Data entries

______

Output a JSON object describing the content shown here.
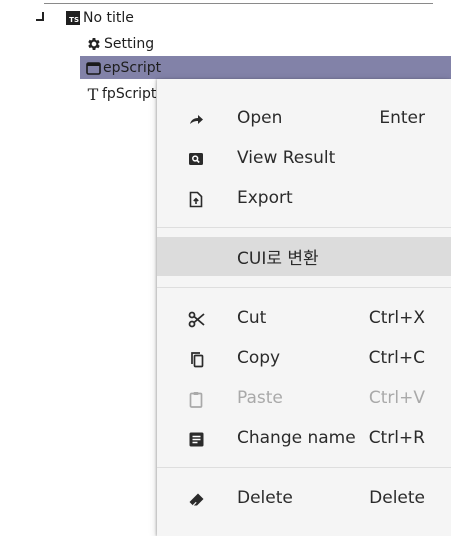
{
  "tree": {
    "root_label": "No title",
    "root_icon_text": "TS",
    "children": [
      {
        "label": "Setting",
        "icon": "gear-icon"
      },
      {
        "label": "epScript",
        "icon": "window-icon",
        "selected": true
      },
      {
        "label": "fpScript",
        "icon": "text-t-icon"
      }
    ],
    "selection_color": "#8282a8"
  },
  "menu": {
    "open": {
      "label": "Open",
      "shortcut": "Enter",
      "icon": "arrow-forward-icon"
    },
    "view_result": {
      "label": "View Result",
      "icon": "search-window-icon"
    },
    "export": {
      "label": "Export",
      "icon": "file-upload-icon"
    },
    "convert_cui": {
      "label": "CUI로 변환",
      "highlighted": true
    },
    "cut": {
      "label": "Cut",
      "shortcut": "Ctrl+X",
      "icon": "scissors-icon"
    },
    "copy": {
      "label": "Copy",
      "shortcut": "Ctrl+C",
      "icon": "copy-icon"
    },
    "paste": {
      "label": "Paste",
      "shortcut": "Ctrl+V",
      "icon": "clipboard-icon",
      "disabled": true
    },
    "change_name": {
      "label": "Change name",
      "shortcut": "Ctrl+R",
      "icon": "rename-icon"
    },
    "delete": {
      "label": "Delete",
      "shortcut": "Delete",
      "icon": "eraser-icon"
    }
  }
}
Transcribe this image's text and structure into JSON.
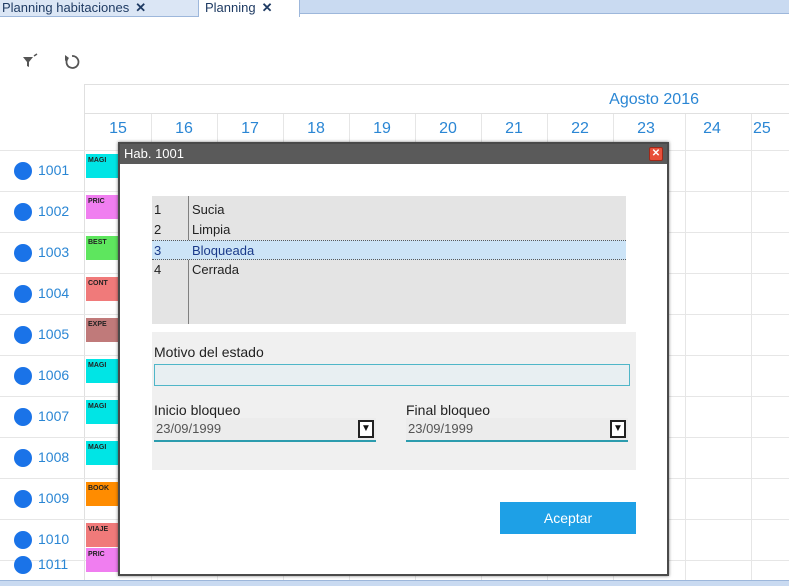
{
  "tabs": [
    {
      "label": "Planning habitaciones",
      "close": "✕"
    },
    {
      "label": "Planning",
      "close": "✕"
    }
  ],
  "toolbar": {
    "filter_icon": "filter-icon",
    "refresh_icon": "refresh-icon"
  },
  "calendar": {
    "month": "Agosto 2016",
    "days": [
      "15",
      "16",
      "17",
      "18",
      "19",
      "20",
      "21",
      "22",
      "23",
      "24",
      "25"
    ]
  },
  "rooms": [
    {
      "number": "1001",
      "booking": "MAGI",
      "color": "#00e5e5"
    },
    {
      "number": "1002",
      "booking": "PRIC",
      "color": "#f07ef0"
    },
    {
      "number": "1003",
      "booking": "BEST",
      "color": "#5ee65e"
    },
    {
      "number": "1004",
      "booking": "CONT",
      "color": "#f07a7a"
    },
    {
      "number": "1005",
      "booking": "EXPE",
      "color": "#c07a7a"
    },
    {
      "number": "1006",
      "booking": "MAGI",
      "color": "#00e5e5"
    },
    {
      "number": "1007",
      "booking": "MAGI",
      "color": "#00e5e5"
    },
    {
      "number": "1008",
      "booking": "MAGI",
      "color": "#00e5e5"
    },
    {
      "number": "1009",
      "booking": "BOOK",
      "color": "#ff8c00"
    },
    {
      "number": "1010",
      "booking": "VIAJE",
      "color": "#f07a7a"
    },
    {
      "number": "1011",
      "booking": "PRIC",
      "color": "#f07ef0"
    }
  ],
  "dialog": {
    "title": "Hab. 1001",
    "close": "✕",
    "statuses": [
      {
        "id": "1",
        "label": "Sucia"
      },
      {
        "id": "2",
        "label": "Limpia"
      },
      {
        "id": "3",
        "label": "Bloqueada"
      },
      {
        "id": "4",
        "label": "Cerrada"
      }
    ],
    "selected_status": "3",
    "motivo_label": "Motivo del estado",
    "motivo_value": "",
    "inicio_label": "Inicio bloqueo",
    "inicio_value": "23/09/1999",
    "final_label": "Final bloqueo",
    "final_value": "23/09/1999",
    "dropdown_glyph": "▼",
    "accept_label": "Aceptar"
  },
  "colors": {
    "accent": "#2a86d4",
    "accept_button": "#1ea0e6",
    "room_dot": "#1a73e8"
  }
}
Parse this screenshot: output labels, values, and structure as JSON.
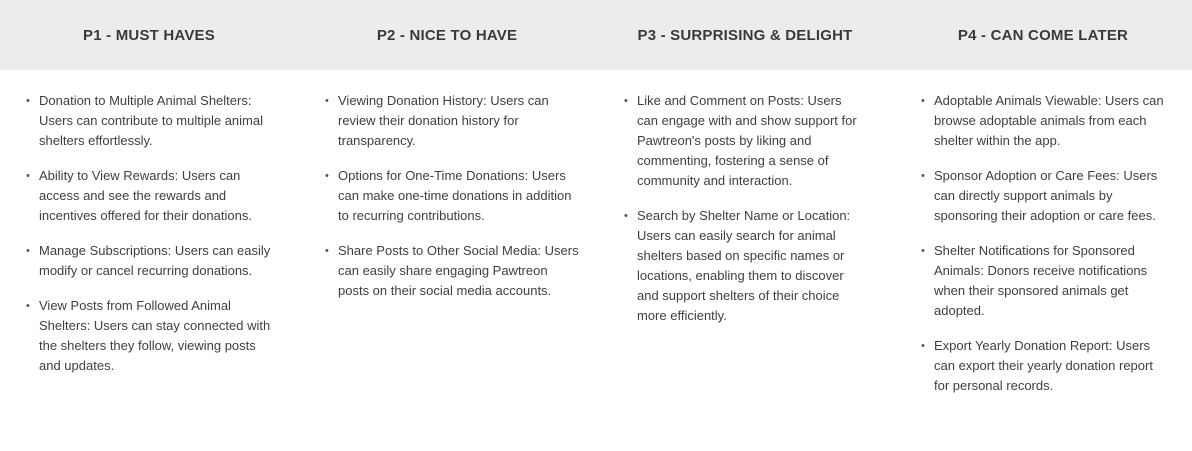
{
  "columns": [
    {
      "title": "P1 - MUST HAVES",
      "items": [
        "Donation to Multiple Animal Shelters: Users can contribute to multiple animal shelters effortlessly.",
        "Ability to View Rewards: Users can access and see the rewards and incentives offered for their donations.",
        "Manage Subscriptions: Users can easily modify or cancel recurring donations.",
        "View Posts from Followed Animal Shelters: Users can stay connected with the shelters they follow, viewing posts and updates."
      ]
    },
    {
      "title": "P2 - NICE TO HAVE",
      "items": [
        "Viewing Donation History: Users can review their donation history for transparency.",
        "Options for One-Time Donations: Users can make one-time donations in addition to recurring contributions.",
        "Share Posts to Other Social Media: Users can easily share engaging Pawtreon posts on their social media accounts."
      ]
    },
    {
      "title": "P3 - SURPRISING & DELIGHT",
      "items": [
        "Like and Comment on Posts: Users can engage with and show support for Pawtreon's posts by liking and commenting, fostering a sense of community and interaction.",
        "Search by Shelter Name or Location: Users can easily search for animal shelters based on specific names or locations, enabling them to discover and support shelters of their choice more efficiently."
      ]
    },
    {
      "title": "P4 - CAN COME LATER",
      "items": [
        "Adoptable Animals Viewable: Users can browse adoptable animals from each shelter within the app.",
        "Sponsor Adoption or Care Fees: Users can directly support animals by sponsoring their adoption or care fees.",
        "Shelter Notifications for Sponsored Animals: Donors receive notifications when their sponsored animals get adopted.",
        "Export Yearly Donation Report: Users can export their yearly donation report for personal records."
      ]
    }
  ],
  "colors": {
    "header_background": "#ececec",
    "header_text": "#3a3a3a",
    "body_text": "#3f3f3f",
    "background": "#ffffff"
  }
}
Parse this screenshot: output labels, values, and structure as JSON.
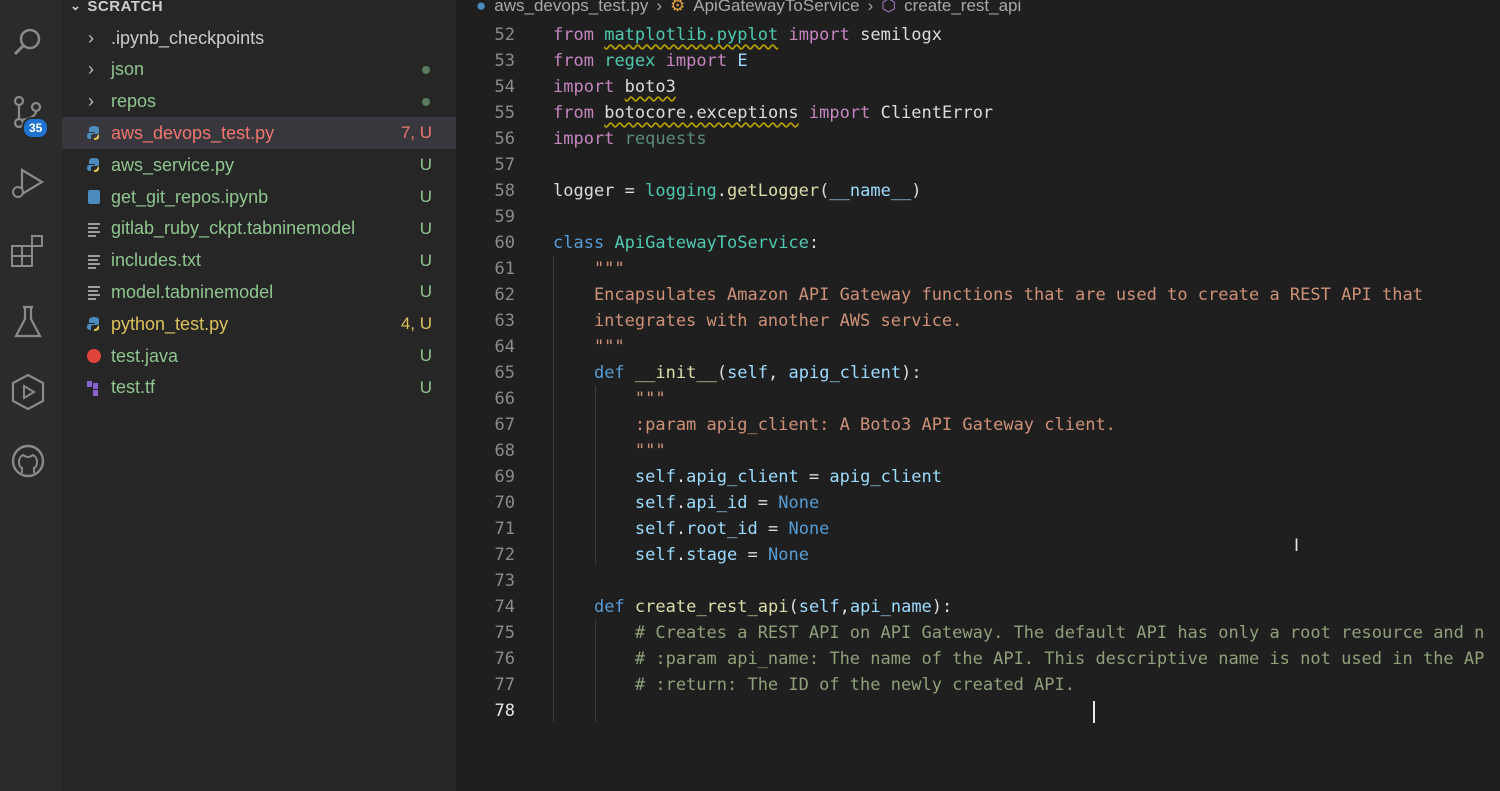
{
  "explorer": {
    "section_title": "SCRATCH",
    "items": [
      {
        "name": ".ipynb_checkpoints",
        "type": "folder",
        "status": "",
        "color": "#cccccc"
      },
      {
        "name": "json",
        "type": "folder",
        "status": "",
        "color": "#8fc58f"
      },
      {
        "name": "repos",
        "type": "folder",
        "status": "",
        "color": "#8fc58f"
      },
      {
        "name": "aws_devops_test.py",
        "type": "python",
        "status": "7, U",
        "color": "#f1766f"
      },
      {
        "name": "aws_service.py",
        "type": "python",
        "status": "U",
        "color": "#8fc58f"
      },
      {
        "name": "get_git_repos.ipynb",
        "type": "notebook",
        "status": "U",
        "color": "#8fc58f"
      },
      {
        "name": "gitlab_ruby_ckpt.tabninemodel",
        "type": "text",
        "status": "U",
        "color": "#8fc58f"
      },
      {
        "name": "includes.txt",
        "type": "text",
        "status": "U",
        "color": "#8fc58f"
      },
      {
        "name": "model.tabninemodel",
        "type": "text",
        "status": "U",
        "color": "#8fc58f"
      },
      {
        "name": "python_test.py",
        "type": "python",
        "status": "4, U",
        "color": "#dcc25a"
      },
      {
        "name": "test.java",
        "type": "java",
        "status": "U",
        "color": "#8fc58f"
      },
      {
        "name": "test.tf",
        "type": "terraform",
        "status": "U",
        "color": "#8fc58f"
      }
    ]
  },
  "activity_bar": {
    "icons": [
      "search-icon",
      "source-control-icon",
      "run-debug-icon",
      "extensions-icon",
      "testing-icon",
      "remote-explorer-icon",
      "github-icon"
    ],
    "source_control_badge": "35"
  },
  "breadcrumb": {
    "file": "aws_devops_test.py",
    "class": "ApiGatewayToService",
    "method": "create_rest_api"
  },
  "editor": {
    "line_numbers": [
      "52",
      "53",
      "54",
      "55",
      "56",
      "57",
      "58",
      "59",
      "60",
      "61",
      "62",
      "63",
      "64",
      "65",
      "66",
      "67",
      "68",
      "69",
      "70",
      "71",
      "72",
      "73",
      "74",
      "75",
      "76",
      "77",
      "78"
    ],
    "current_line": "78"
  }
}
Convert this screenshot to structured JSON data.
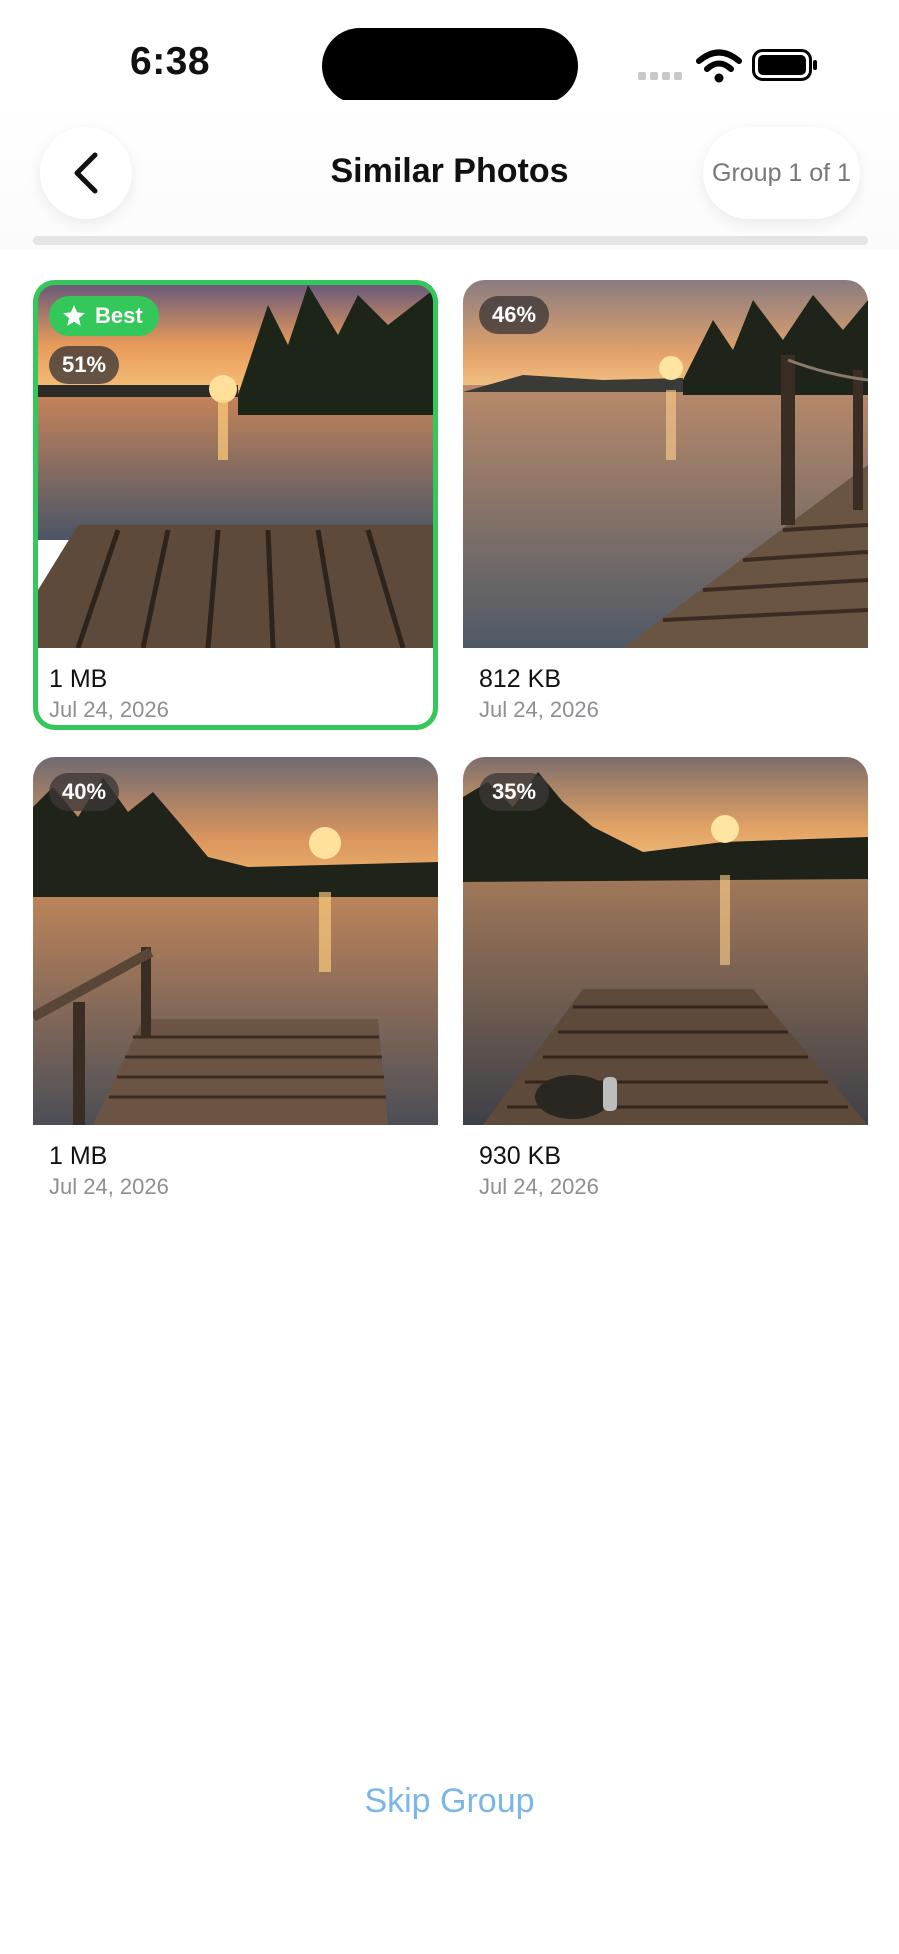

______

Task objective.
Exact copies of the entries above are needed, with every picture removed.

Response box.
Output a JSON object describing the content shown here.
{
  "tree": {
    "root_label": "No title",
    "root_icon_text": "TS",
    "children": [
      {
        "label": "Setting",
        "icon": "gear-icon"
      },
      {
        "label": "epScript",
        "icon": "window-icon",
        "selected": true
      },
      {
        "label": "fpScript",
        "icon": "text-t-icon"
      }
    ],
    "selection_color": "#8282a8"
  },
  "menu": {
    "open": {
      "label": "Open",
      "shortcut": "Enter",
      "icon": "arrow-forward-icon"
    },
    "view_result": {
      "label": "View Result",
      "icon": "search-window-icon"
    },
    "export": {
      "label": "Export",
      "icon": "file-upload-icon"
    },
    "convert_cui": {
      "label": "CUI로 변환",
      "highlighted": true
    },
    "cut": {
      "label": "Cut",
      "shortcut": "Ctrl+X",
      "icon": "scissors-icon"
    },
    "copy": {
      "label": "Copy",
      "shortcut": "Ctrl+C",
      "icon": "copy-icon"
    },
    "paste": {
      "label": "Paste",
      "shortcut": "Ctrl+V",
      "icon": "clipboard-icon",
      "disabled": true
    },
    "change_name": {
      "label": "Change name",
      "shortcut": "Ctrl+R",
      "icon": "rename-icon"
    },
    "delete": {
      "label": "Delete",
      "shortcut": "Delete",
      "icon": "eraser-icon"
    }
  }
}
Transcribe this image's text and structure into JSON.
{
  "tabs": [
    {
      "label": "Planning habitaciones",
      "close": "✕"
    },
    {
      "label": "Planning",
      "close": "✕"
    }
  ],
  "toolbar": {
    "filter_icon": "filter-icon",
    "refresh_icon": "refresh-icon"
  },
  "calendar": {
    "month": "Agosto 2016",
    "days": [
      "15",
      "16",
      "17",
      "18",
      "19",
      "20",
      "21",
      "22",
      "23",
      "24",
      "25"
    ]
  },
  "rooms": [
    {
      "number": "1001",
      "booking": "MAGI",
      "color": "#00e5e5"
    },
    {
      "number": "1002",
      "booking": "PRIC",
      "color": "#f07ef0"
    },
    {
      "number": "1003",
      "booking": "BEST",
      "color": "#5ee65e"
    },
    {
      "number": "1004",
      "booking": "CONT",
      "color": "#f07a7a"
    },
    {
      "number": "1005",
      "booking": "EXPE",
      "color": "#c07a7a"
    },
    {
      "number": "1006",
      "booking": "MAGI",
      "color": "#00e5e5"
    },
    {
      "number": "1007",
      "booking": "MAGI",
      "color": "#00e5e5"
    },
    {
      "number": "1008",
      "booking": "MAGI",
      "color": "#00e5e5"
    },
    {
      "number": "1009",
      "booking": "BOOK",
      "color": "#ff8c00"
    },
    {
      "number": "1010",
      "booking": "VIAJE",
      "color": "#f07a7a"
    },
    {
      "number": "1011",
      "booking": "PRIC",
      "color": "#f07ef0"
    }
  ],
  "dialog": {
    "title": "Hab. 1001",
    "close": "✕",
    "statuses": [
      {
        "id": "1",
        "label": "Sucia"
      },
      {
        "id": "2",
        "label": "Limpia"
      },
      {
        "id": "3",
        "label": "Bloqueada"
      },
      {
        "id": "4",
        "label": "Cerrada"
      }
    ],
    "selected_status": "3",
    "motivo_label": "Motivo del estado",
    "motivo_value": "",
    "inicio_label": "Inicio bloqueo",
    "inicio_value": "23/09/1999",
    "final_label": "Final bloqueo",
    "final_value": "23/09/1999",
    "dropdown_glyph": "▼",
    "accept_label": "Aceptar"
  },
  "colors": {
    "accent": "#2a86d4",
    "accept_button": "#1ea0e6",
    "room_dot": "#1a73e8"
  }
}
Parse this screenshot: output labels, values, and structure as JSON.
{
  "columns": [
    {
      "title": "P1 - MUST HAVES",
      "items": [
        "Donation to Multiple Animal Shelters: Users can contribute to multiple animal shelters effortlessly.",
        "Ability to View Rewards: Users can access and see the rewards and incentives offered for their donations.",
        "Manage Subscriptions: Users can easily modify or cancel recurring donations.",
        "View Posts from Followed Animal Shelters: Users can stay connected with the shelters they follow, viewing posts and updates."
      ]
    },
    {
      "title": "P2 - NICE TO HAVE",
      "items": [
        "Viewing Donation History: Users can review their donation history for transparency.",
        "Options for One-Time Donations: Users can make one-time donations in addition to recurring contributions.",
        "Share Posts to Other Social Media: Users can easily share engaging Pawtreon posts on their social media accounts."
      ]
    },
    {
      "title": "P3 - SURPRISING & DELIGHT",
      "items": [
        "Like and Comment on Posts: Users can engage with and show support for Pawtreon's posts by liking and commenting, fostering a sense of community and interaction.",
        "Search by Shelter Name or Location: Users can easily search for animal shelters based on specific names or locations, enabling them to discover and support shelters of their choice more efficiently."
      ]
    },
    {
      "title": "P4 - CAN COME LATER",
      "items": [
        "Adoptable Animals Viewable: Users can browse adoptable animals from each shelter within the app.",
        "Sponsor Adoption or Care Fees: Users can directly support animals by sponsoring their adoption or care fees.",
        "Shelter Notifications for Sponsored Animals: Donors receive notifications when their sponsored animals get adopted.",
        "Export Yearly Donation Report: Users can export their yearly donation report for personal records."
      ]
    }
  ],
  "colors": {
    "header_background": "#ececec",
    "header_text": "#3a3a3a",
    "body_text": "#3f3f3f",
    "background": "#ffffff"
  }
}
Parse this screenshot: output labels, values, and structure as JSON.
{
  "explorer": {
    "section_title": "SCRATCH",
    "items": [
      {
        "name": ".ipynb_checkpoints",
        "type": "folder",
        "status": "",
        "color": "#cccccc"
      },
      {
        "name": "json",
        "type": "folder",
        "status": "",
        "color": "#8fc58f"
      },
      {
        "name": "repos",
        "type": "folder",
        "status": "",
        "color": "#8fc58f"
      },
      {
        "name": "aws_devops_test.py",
        "type": "python",
        "status": "7, U",
        "color": "#f1766f"
      },
      {
        "name": "aws_service.py",
        "type": "python",
        "status": "U",
        "color": "#8fc58f"
      },
      {
        "name": "get_git_repos.ipynb",
        "type": "notebook",
        "status": "U",
        "color": "#8fc58f"
      },
      {
        "name": "gitlab_ruby_ckpt.tabninemodel",
        "type": "text",
        "status": "U",
        "color": "#8fc58f"
      },
      {
        "name": "includes.txt",
        "type": "text",
        "status": "U",
        "color": "#8fc58f"
      },
      {
        "name": "model.tabninemodel",
        "type": "text",
        "status": "U",
        "color": "#8fc58f"
      },
      {
        "name": "python_test.py",
        "type": "python",
        "status": "4, U",
        "color": "#dcc25a"
      },
      {
        "name": "test.java",
        "type": "java",
        "status": "U",
        "color": "#8fc58f"
      },
      {
        "name": "test.tf",
        "type": "terraform",
        "status": "U",
        "color": "#8fc58f"
      }
    ]
  },
  "activity_bar": {
    "icons": [
      "search-icon",
      "source-control-icon",
      "run-debug-icon",
      "extensions-icon",
      "testing-icon",
      "remote-explorer-icon",
      "github-icon"
    ],
    "source_control_badge": "35"
  },
  "breadcrumb": {
    "file": "aws_devops_test.py",
    "class": "ApiGatewayToService",
    "method": "create_rest_api"
  },
  "editor": {
    "line_numbers": [
      "52",
      "53",
      "54",
      "55",
      "56",
      "57",
      "58",
      "59",
      "60",
      "61",
      "62",
      "63",
      "64",
      "65",
      "66",
      "67",
      "68",
      "69",
      "70",
      "71",
      "72",
      "73",
      "74",
      "75",
      "76",
      "77",
      "78"
    ],
    "current_line": "78"
  }
}
Convert this screenshot to structured JSON data.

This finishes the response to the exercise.